"Smoke Gets In Your Eyes".
Iturbi claims to have found happi-
ness in America because he "is in
sympathy with the Ambrican temper-
ament". He found particularly en-
thusiastic response in South America
and Latin America.He was in Mexi-
co City in the spring of 1933 play-
ing 20 recitals in six weeks when his
audiences were so completely attract-
ed by his artistry that he decided to
conduct for the first time
a 1 1
Saturday Evening, May 10
tro p I
' nounced from the stage.
Rehearsals are strictly private, and auditors
will not be admitted.
An art exhibition will be conducted in
Alumni Memorial Hall during the Festival.
The Steinway is the official piano of the
University Musical Society and of the Phila-
S EA SO N T ICKEET S
for six concerts by "Stars," Choruses, and Or-
chestra, are $3.00, $4.00 $5,00, for those
holding "Festival" coupons; and $6.00, $7.00,
and $6.00 for others.
The prices of individual concert tickets will
be $1.00, $1.50, $2.00 and $2.50.
SEND COUPON TODRY
ML ('hCbHARIES A. SINK, Presideut
UN~iVlERSITY MUSICAL SOCIETY.
BURTON MEMORIAL TOWER,
ANN ARBOR, MICH.
Pia tigorsk y
"JC greatest 'Cellist
of. our day."
w--.-hUISSJ II ZY
'1 z i
In the ten years GREYGOIJR PIA'Tll(,)RSKY has
toured this country, the fabulous 'cellist has acliev-
ed the unparalleled record of 104 appearances as
soloist with Amwricaii ()rchesltras in addition to
hundreds of regular concert engagements. He
has brought hack beau.tiesof the 'clell that lud

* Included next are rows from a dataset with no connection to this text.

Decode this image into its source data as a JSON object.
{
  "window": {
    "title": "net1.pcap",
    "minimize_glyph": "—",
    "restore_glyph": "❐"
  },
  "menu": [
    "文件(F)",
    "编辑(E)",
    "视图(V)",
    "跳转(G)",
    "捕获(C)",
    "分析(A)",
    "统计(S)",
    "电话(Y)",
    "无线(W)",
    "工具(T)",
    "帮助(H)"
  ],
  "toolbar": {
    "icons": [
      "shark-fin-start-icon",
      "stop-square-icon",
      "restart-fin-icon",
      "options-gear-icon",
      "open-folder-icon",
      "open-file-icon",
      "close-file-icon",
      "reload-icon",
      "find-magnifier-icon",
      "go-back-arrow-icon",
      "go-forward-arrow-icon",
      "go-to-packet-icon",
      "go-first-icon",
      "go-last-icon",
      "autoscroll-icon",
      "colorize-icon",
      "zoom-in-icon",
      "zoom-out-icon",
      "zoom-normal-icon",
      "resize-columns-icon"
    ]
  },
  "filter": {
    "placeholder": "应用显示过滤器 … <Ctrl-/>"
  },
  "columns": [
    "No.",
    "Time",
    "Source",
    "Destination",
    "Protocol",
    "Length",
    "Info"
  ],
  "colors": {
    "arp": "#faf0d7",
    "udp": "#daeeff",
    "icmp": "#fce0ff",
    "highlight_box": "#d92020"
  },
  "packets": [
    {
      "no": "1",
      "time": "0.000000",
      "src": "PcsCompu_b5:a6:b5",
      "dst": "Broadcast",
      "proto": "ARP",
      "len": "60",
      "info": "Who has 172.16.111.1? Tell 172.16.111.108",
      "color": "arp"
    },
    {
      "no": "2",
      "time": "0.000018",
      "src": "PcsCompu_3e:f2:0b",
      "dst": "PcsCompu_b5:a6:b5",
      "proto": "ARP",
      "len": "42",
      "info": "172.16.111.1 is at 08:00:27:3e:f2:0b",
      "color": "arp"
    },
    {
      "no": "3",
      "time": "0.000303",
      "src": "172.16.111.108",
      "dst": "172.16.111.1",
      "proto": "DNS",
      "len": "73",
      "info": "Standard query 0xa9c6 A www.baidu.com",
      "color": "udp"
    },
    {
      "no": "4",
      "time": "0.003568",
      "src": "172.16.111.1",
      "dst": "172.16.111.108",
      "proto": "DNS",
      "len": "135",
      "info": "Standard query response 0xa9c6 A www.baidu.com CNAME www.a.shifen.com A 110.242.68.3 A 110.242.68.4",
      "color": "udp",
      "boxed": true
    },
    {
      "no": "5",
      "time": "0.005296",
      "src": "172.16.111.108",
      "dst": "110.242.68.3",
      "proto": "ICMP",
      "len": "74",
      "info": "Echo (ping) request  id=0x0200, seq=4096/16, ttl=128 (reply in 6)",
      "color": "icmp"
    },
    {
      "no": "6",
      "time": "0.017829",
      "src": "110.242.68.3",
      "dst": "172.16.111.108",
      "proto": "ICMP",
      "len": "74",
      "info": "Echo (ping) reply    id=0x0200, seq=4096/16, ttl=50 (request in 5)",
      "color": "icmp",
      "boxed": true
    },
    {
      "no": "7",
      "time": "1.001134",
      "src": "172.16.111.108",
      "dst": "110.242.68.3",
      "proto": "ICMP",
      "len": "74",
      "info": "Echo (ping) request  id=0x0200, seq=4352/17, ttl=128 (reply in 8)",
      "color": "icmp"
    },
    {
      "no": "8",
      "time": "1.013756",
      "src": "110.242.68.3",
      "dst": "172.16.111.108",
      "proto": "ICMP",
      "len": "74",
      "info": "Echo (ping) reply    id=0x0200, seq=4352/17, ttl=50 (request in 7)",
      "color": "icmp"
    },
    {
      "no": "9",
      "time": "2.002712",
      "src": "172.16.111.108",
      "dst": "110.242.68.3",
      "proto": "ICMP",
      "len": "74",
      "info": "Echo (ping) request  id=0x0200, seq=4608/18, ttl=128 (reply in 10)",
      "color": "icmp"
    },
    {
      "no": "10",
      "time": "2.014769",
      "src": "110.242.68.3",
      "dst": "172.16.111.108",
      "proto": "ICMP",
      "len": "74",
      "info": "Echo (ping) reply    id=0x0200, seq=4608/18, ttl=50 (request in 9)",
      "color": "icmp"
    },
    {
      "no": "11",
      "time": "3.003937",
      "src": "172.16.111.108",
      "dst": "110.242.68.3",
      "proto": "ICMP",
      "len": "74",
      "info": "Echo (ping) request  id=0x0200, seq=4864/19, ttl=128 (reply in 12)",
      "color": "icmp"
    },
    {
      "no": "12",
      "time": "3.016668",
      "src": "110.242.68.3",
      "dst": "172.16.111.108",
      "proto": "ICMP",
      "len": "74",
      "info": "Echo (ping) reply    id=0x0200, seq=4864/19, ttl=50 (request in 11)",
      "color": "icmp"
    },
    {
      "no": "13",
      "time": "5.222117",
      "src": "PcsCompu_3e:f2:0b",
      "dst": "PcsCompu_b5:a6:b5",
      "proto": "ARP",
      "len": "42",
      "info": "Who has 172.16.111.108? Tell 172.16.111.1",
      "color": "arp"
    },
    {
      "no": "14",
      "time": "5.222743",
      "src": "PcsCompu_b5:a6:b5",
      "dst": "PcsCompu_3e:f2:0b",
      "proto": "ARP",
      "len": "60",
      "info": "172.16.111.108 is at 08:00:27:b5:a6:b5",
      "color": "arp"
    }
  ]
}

t c li , faruct
America has found in Suzanne Sten a personality of vivid
charm and a singer possessed of a magnificent voice trained
in the great tradition of European vocal art. Acclaimed by

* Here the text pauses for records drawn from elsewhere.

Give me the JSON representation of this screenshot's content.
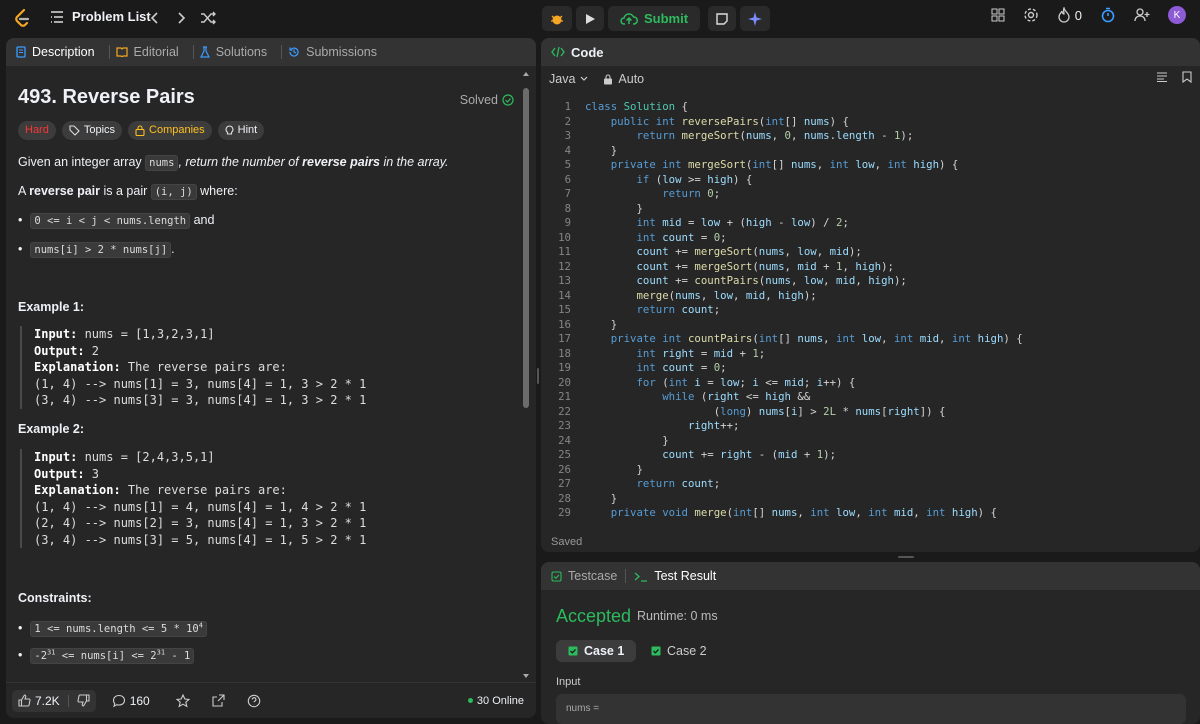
{
  "topbar": {
    "problem_list": "Problem List",
    "submit": "Submit",
    "streak": "0",
    "avatar": "K"
  },
  "left_tabs": [
    "Description",
    "Editorial",
    "Solutions",
    "Submissions"
  ],
  "problem": {
    "title": "493. Reverse Pairs",
    "status": "Solved",
    "chips": [
      "Hard",
      "Topics",
      "Companies",
      "Hint"
    ],
    "desc1_pre": "Given an integer array ",
    "desc1_code": "nums",
    "desc1_mid": ", return the number of ",
    "desc1_bold": "reverse pairs",
    "desc1_post": " in the array.",
    "desc2_pre": "A ",
    "desc2_bold": "reverse pair",
    "desc2_mid": " is a pair ",
    "desc2_code": "(i, j)",
    "desc2_post": " where:",
    "bullet1_code": "0 <= i < j < nums.length",
    "bullet1_post": " and",
    "bullet2_code": "nums[i] > 2 * nums[j]",
    "bullet2_post": ".",
    "ex1_title": "Example 1:",
    "ex2_title": "Example 2:",
    "input_label": "Input:",
    "output_label": "Output:",
    "explanation_label": "Explanation:",
    "ex1_input": " nums = [1,3,2,3,1]",
    "ex1_output": " 2",
    "ex1_expl": " The reverse pairs are:",
    "ex1_lines": [
      "(1, 4) --> nums[1] = 3, nums[4] = 1, 3 > 2 * 1",
      "(3, 4) --> nums[3] = 3, nums[4] = 1, 3 > 2 * 1"
    ],
    "ex2_input": " nums = [2,4,3,5,1]",
    "ex2_output": " 3",
    "ex2_expl": " The reverse pairs are:",
    "ex2_lines": [
      "(1, 4) --> nums[1] = 4, nums[4] = 1, 4 > 2 * 1",
      "(2, 4) --> nums[2] = 3, nums[4] = 1, 3 > 2 * 1",
      "(3, 4) --> nums[3] = 5, nums[4] = 1, 5 > 2 * 1"
    ],
    "constraints_title": "Constraints:",
    "c1_pre": "1 <= nums.length <= 5 * 10",
    "c1_sup": "4",
    "c2_a": "-2",
    "c2_sup1": "31",
    "c2_b": " <= nums[i] <= 2",
    "c2_sup2": "31",
    "c2_c": " - 1"
  },
  "footer": {
    "likes": "7.2K",
    "comments": "160",
    "online": "30 Online"
  },
  "code_panel": {
    "title": "Code",
    "language": "Java",
    "mode": "Auto",
    "saved": "Saved"
  },
  "code_lines": [
    "class Solution {",
    "    public int reversePairs(int[] nums) {",
    "        return mergeSort(nums, 0, nums.length - 1);",
    "    }",
    "    private int mergeSort(int[] nums, int low, int high) {",
    "        if (low >= high) {",
    "            return 0;",
    "        }",
    "        int mid = low + (high - low) / 2;",
    "        int count = 0;",
    "        count += mergeSort(nums, low, mid);",
    "        count += mergeSort(nums, mid + 1, high);",
    "        count += countPairs(nums, low, mid, high);",
    "        merge(nums, low, mid, high);",
    "        return count;",
    "    }",
    "    private int countPairs(int[] nums, int low, int mid, int high) {",
    "        int right = mid + 1;",
    "        int count = 0;",
    "        for (int i = low; i <= mid; i++) {",
    "            while (right <= high &&",
    "                    (long) nums[i] > 2L * nums[right]) {",
    "                right++;",
    "            }",
    "            count += right - (mid + 1);",
    "        }",
    "        return count;",
    "    }",
    "    private void merge(int[] nums, int low, int mid, int high) {"
  ],
  "test_panel": {
    "tab_testcase": "Testcase",
    "tab_result": "Test Result",
    "status": "Accepted",
    "runtime": "Runtime: 0 ms",
    "case1": "Case 1",
    "case2": "Case 2",
    "input_label": "Input",
    "input_value": "nums ="
  },
  "colors": {
    "accent_green": "#2cbb5d",
    "hard": "#f63636",
    "companies": "#ffc01e"
  }
}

the New York Times as possessing "one of the outstanding
voices of Ithe time," she has enjoyed tremendous success both
in concert and in operatic engagements with leading Euro-
iiran Operai ho;sS u
Enclosed find remittance of , ,
May Festival Tickets, as follows:
at $8.00 each $..... .
.....at $6.00 each $ . ....-.
......at $7.00 each $...... .
Notice- -If Festival Coupon is
exchanged, the above prices
:u' i'd twed to $3.00. $'4.0 and
Wed. Eve. at $...... .
.....Thurs. Eve. at $
... .rFri. Aft.
Rsb a." 4
I IEi I
F _ _ __.